Chris - Presumably this is a moving thing in the sense that as new technologies emerge and new practice emerges, it enables us to do it better and therefore what might have been regarded as impractical before is now regarded as a reasonable target.

Gerald - That's correct, yes. I think there's now trials looking at low dose CT for lung cancer screening. You do a health economics analysis to see if the costs of it justifies providing a screening programme. Similarly, with cervical cancer screening, when the evidence of the HPV vaccine came in, that provided evidence of how you balance the screening programmes. So those are the ranges of criteria that you're dealing with: what we can afford to provide and the benefit to the population as well.

Chris - And artificial intelligence - one of the words of the year over the last 12 months and is barely off the front page - that also has cropped up in association with us becoming better and more agile at managing cancer. A lot of times I've noticed.

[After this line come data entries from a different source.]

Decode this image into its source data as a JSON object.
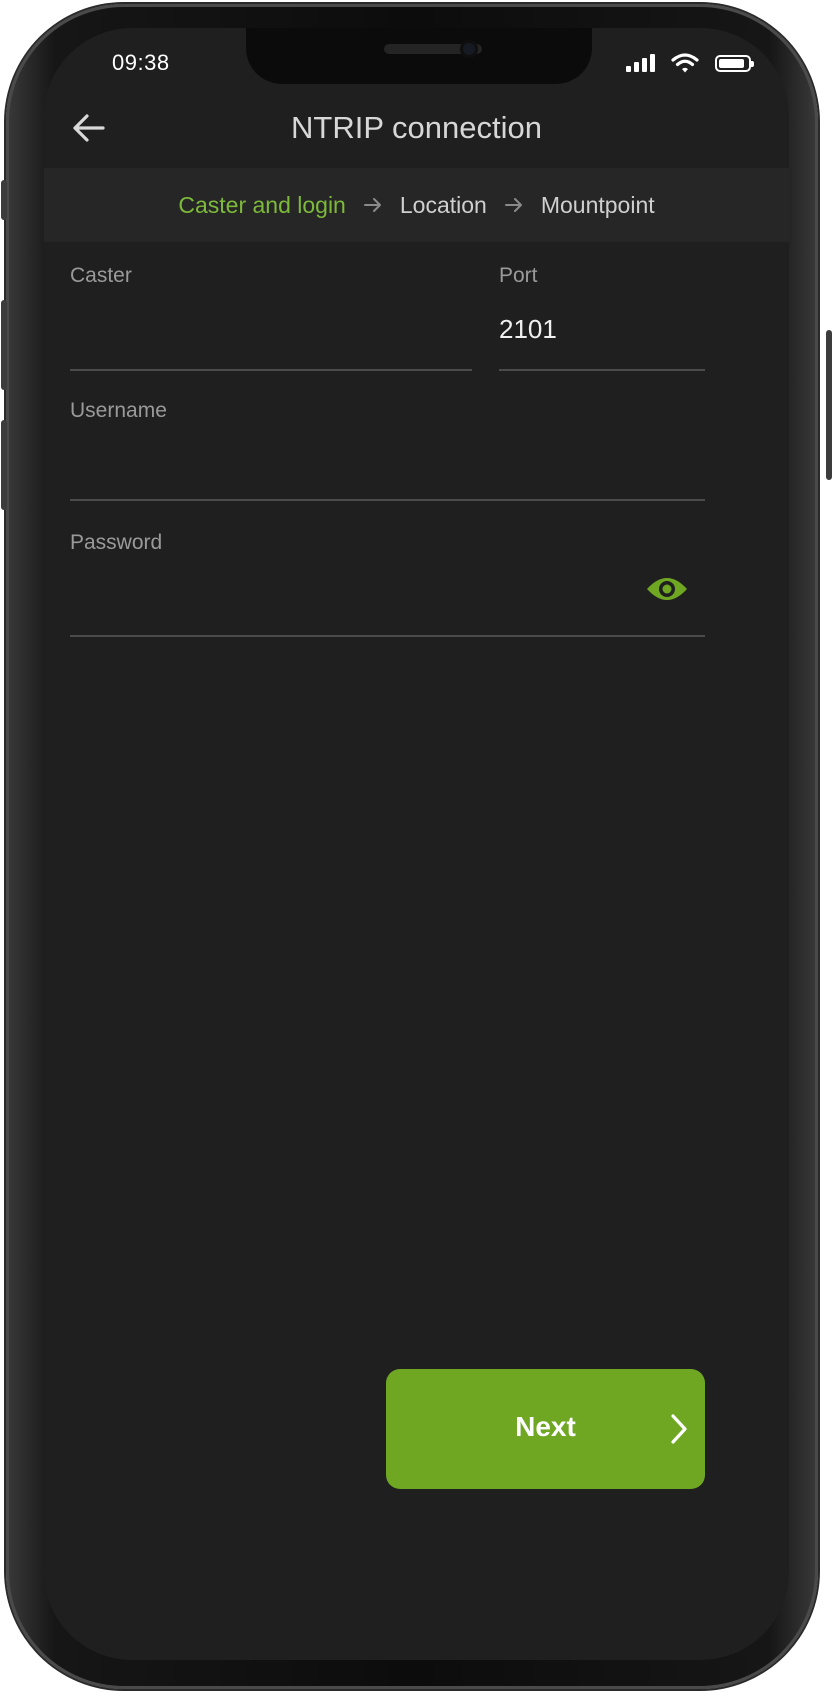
{
  "status_bar": {
    "time": "09:38",
    "battery_level": 0.9,
    "signal_bars": 4
  },
  "header": {
    "title": "NTRIP connection"
  },
  "stepper": {
    "steps": [
      {
        "label": "Caster and login",
        "active": true
      },
      {
        "label": "Location",
        "active": false
      },
      {
        "label": "Mountpoint",
        "active": false
      }
    ]
  },
  "form": {
    "caster": {
      "label": "Caster",
      "value": ""
    },
    "port": {
      "label": "Port",
      "value": "2101"
    },
    "username": {
      "label": "Username",
      "value": ""
    },
    "password": {
      "label": "Password",
      "value": ""
    }
  },
  "actions": {
    "next_label": "Next"
  },
  "colors": {
    "accent": "#7db93a",
    "button": "#6fa723",
    "background": "#1f1f1f"
  },
  "icons": {
    "back": "arrow-left-icon",
    "step_separator": "arrow-right-icon",
    "password_toggle": "eye-icon",
    "next": "chevron-right-icon"
  }
}
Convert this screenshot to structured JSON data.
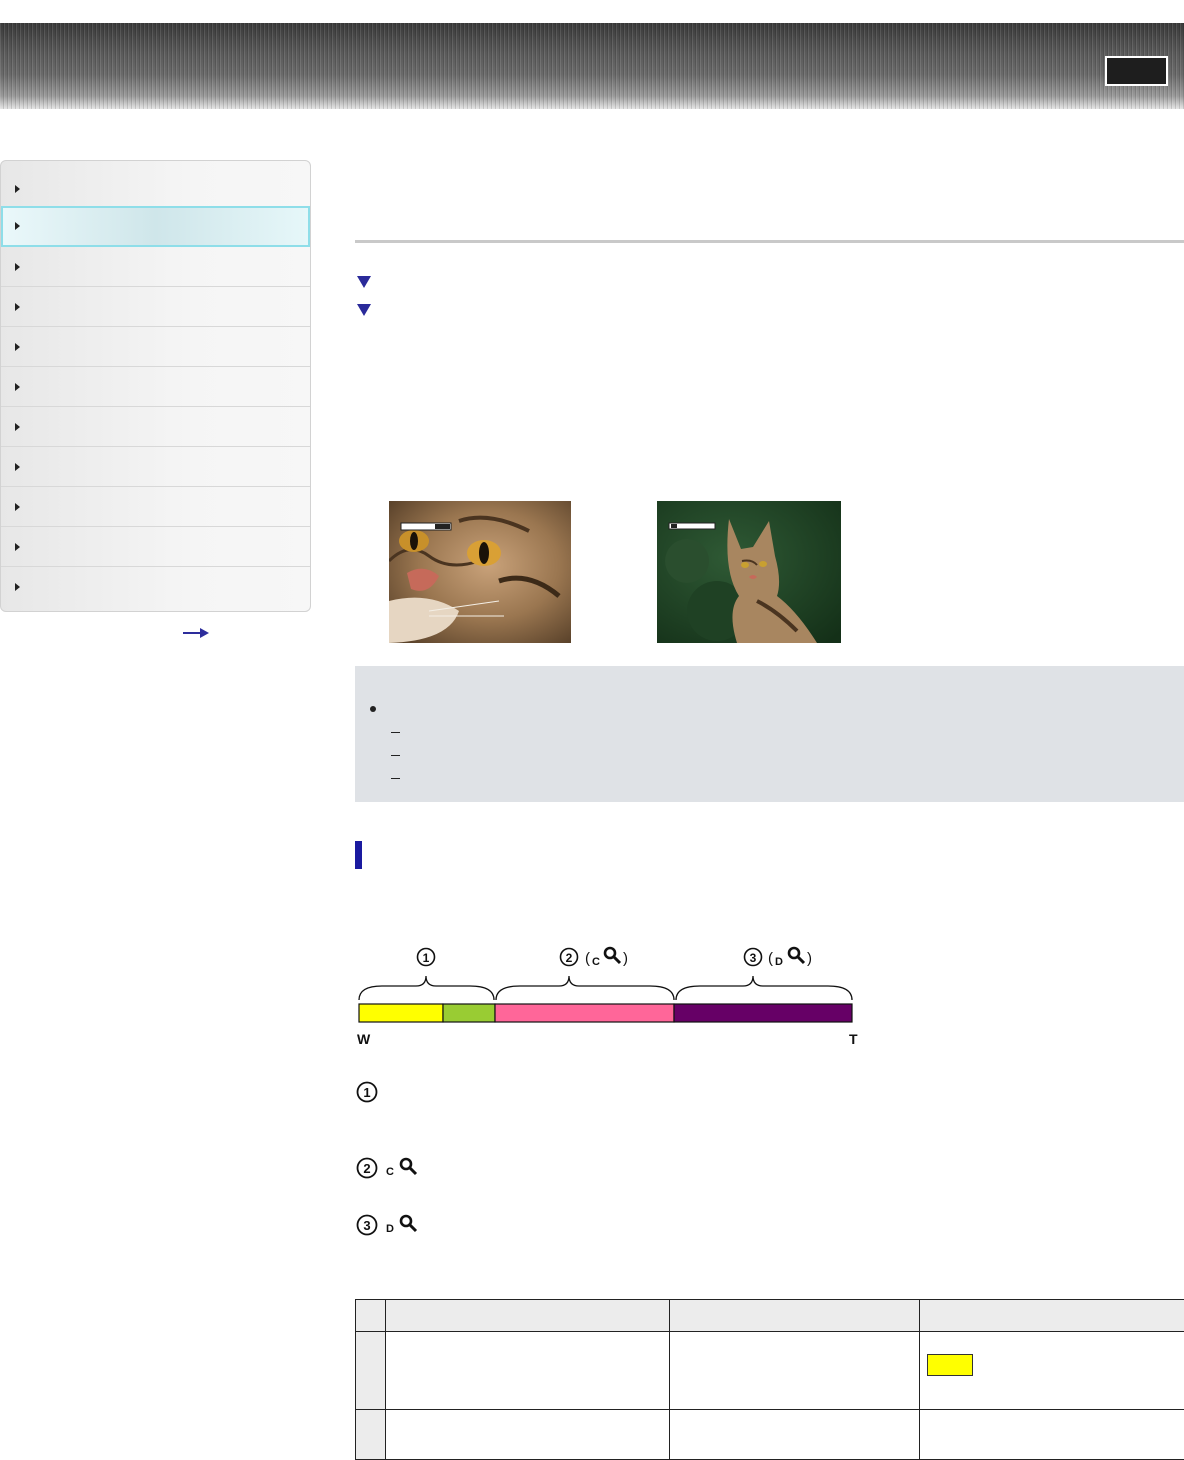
{
  "header": {
    "button_label": ""
  },
  "sidebar": {
    "items": [
      {
        "label": ""
      },
      {
        "label": "",
        "active": true
      },
      {
        "label": ""
      },
      {
        "label": ""
      },
      {
        "label": ""
      },
      {
        "label": ""
      },
      {
        "label": ""
      },
      {
        "label": ""
      },
      {
        "label": ""
      },
      {
        "label": ""
      },
      {
        "label": ""
      }
    ],
    "more_icon": "arrow-right-icon"
  },
  "main": {
    "anchor_links": [
      {
        "icon": "triangle-down-icon",
        "label": ""
      },
      {
        "icon": "triangle-down-icon",
        "label": ""
      }
    ],
    "photos": [
      {
        "name": "cat-closeup-photo",
        "zoom_indicator": "zoom-bar-tele"
      },
      {
        "name": "cat-wide-photo",
        "zoom_indicator": "zoom-bar-wide"
      }
    ],
    "note": {
      "bullet_icon": "bullet-icon",
      "dash_items": 3
    },
    "zoom_diagram": {
      "labels": {
        "group1": "①",
        "group2": "②",
        "group2_letter": "C",
        "group3": "③",
        "group3_letter": "D",
        "wide_end": "W",
        "tele_end": "T"
      },
      "segment_colors": [
        "#ffff00",
        "#99cc33",
        "#ff6699",
        "#660066"
      ],
      "icons": [
        "magnifier-icon"
      ]
    },
    "legend": [
      {
        "number": "①",
        "letter": ""
      },
      {
        "number": "②",
        "letter": "C"
      },
      {
        "number": "③",
        "letter": "D"
      }
    ],
    "table": {
      "headers": [
        "",
        "",
        "",
        ""
      ],
      "rows": [
        {
          "cells": [
            "",
            "",
            "",
            ""
          ],
          "swatch_color": "#ffff00"
        },
        {
          "cells": [
            "",
            "",
            "",
            ""
          ]
        }
      ]
    }
  }
}
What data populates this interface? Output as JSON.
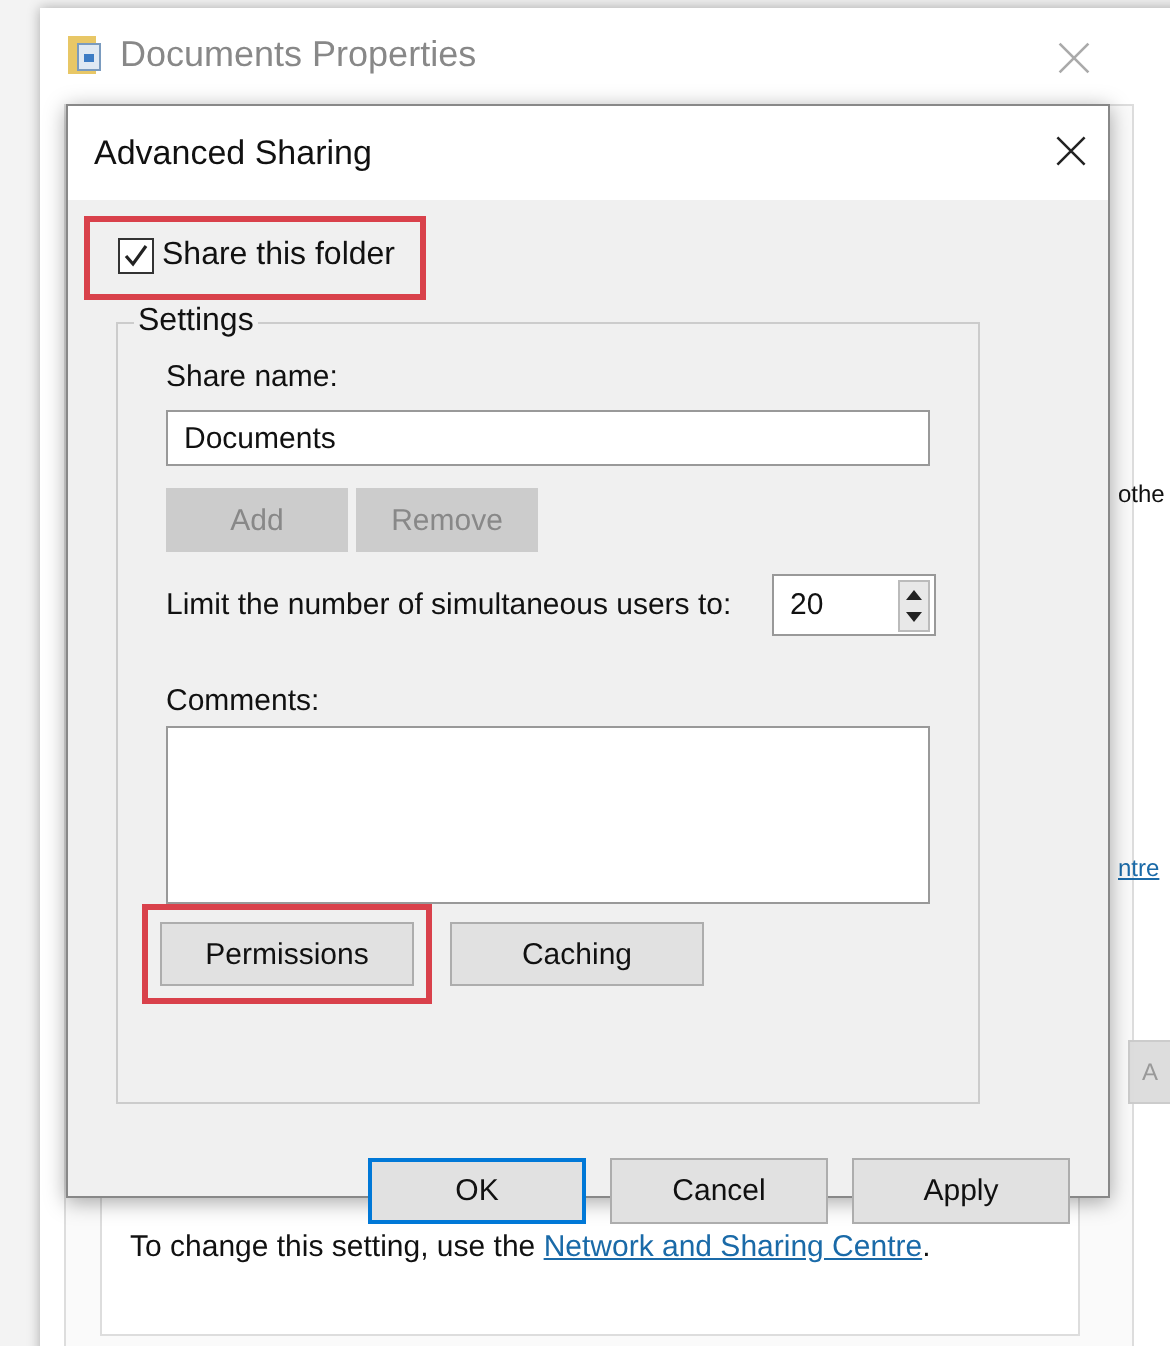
{
  "properties_window": {
    "title": "Documents Properties",
    "fragments": [
      {
        "text": "othe",
        "kind": "text"
      },
      {
        "text": "ntre",
        "kind": "link"
      },
      {
        "text": "A",
        "kind": "button"
      }
    ],
    "note": {
      "text": "To change this setting, use the ",
      "link": "Network and Sharing Centre",
      "end": "."
    }
  },
  "dialog": {
    "title": "Advanced Sharing",
    "share_checkbox": {
      "label": "Share this folder",
      "checked": true,
      "highlighted": true
    },
    "settings": {
      "legend": "Settings",
      "share_name_label": "Share name:",
      "share_name": "Documents",
      "buttons": [
        {
          "label": "Add",
          "disabled": true
        },
        {
          "label": "Remove",
          "disabled": true
        }
      ],
      "limit_label": "Limit the number of simultaneous users to:",
      "limit_value": "20",
      "comments_label": "Comments:",
      "actions": [
        {
          "label": "Permissions",
          "highlighted": true
        },
        {
          "label": "Caching",
          "highlighted": false
        }
      ]
    },
    "footer": [
      {
        "label": "OK",
        "selected": true
      },
      {
        "label": "Cancel",
        "selected": false
      },
      {
        "label": "Apply",
        "selected": false
      }
    ]
  }
}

Gerald - Yes, and it's taking the world by storm. So I've worked with the previous technology, which is Computer Aided Detection (CAD), and what it does is it shows circles around areas that are of worry. With CAD, you could have up to 20 or 30 circles on an image, and that's not really very useful because that's pretty much the whole image covered by circles everywhere. But the artificial intelligence programmes are trained on hundreds and thousands or millions of images and it says, this is what cancer looks like, this is what cancer doesn't look like. Radiologists are the doctors who look at the mammograms, who look at CT scans. There's going to be a 30% decrease in the workforce in the next few years. The Covid catch up, where we had to catch up with all these cases, and the increase in activity and work in hospitals means that the medical workforce is under increasing pressure. In screening, you're looking at a lot of normal cases to find the few abnormal cases, so you could actually use AI to automate the normal cases. We project from the study that we did called Gemini in Aberdeen that you could automate probably about 30% of normal mammogram reading. So instead of 20,000 mammograms a year, I'd be reading 15,000 mammograms a year, and that extra 5,000 mammograms I wouldn't have to read would then free us up to do the harder cases or the more complex mammograms to try and find the cancers in this small group.


Add a comment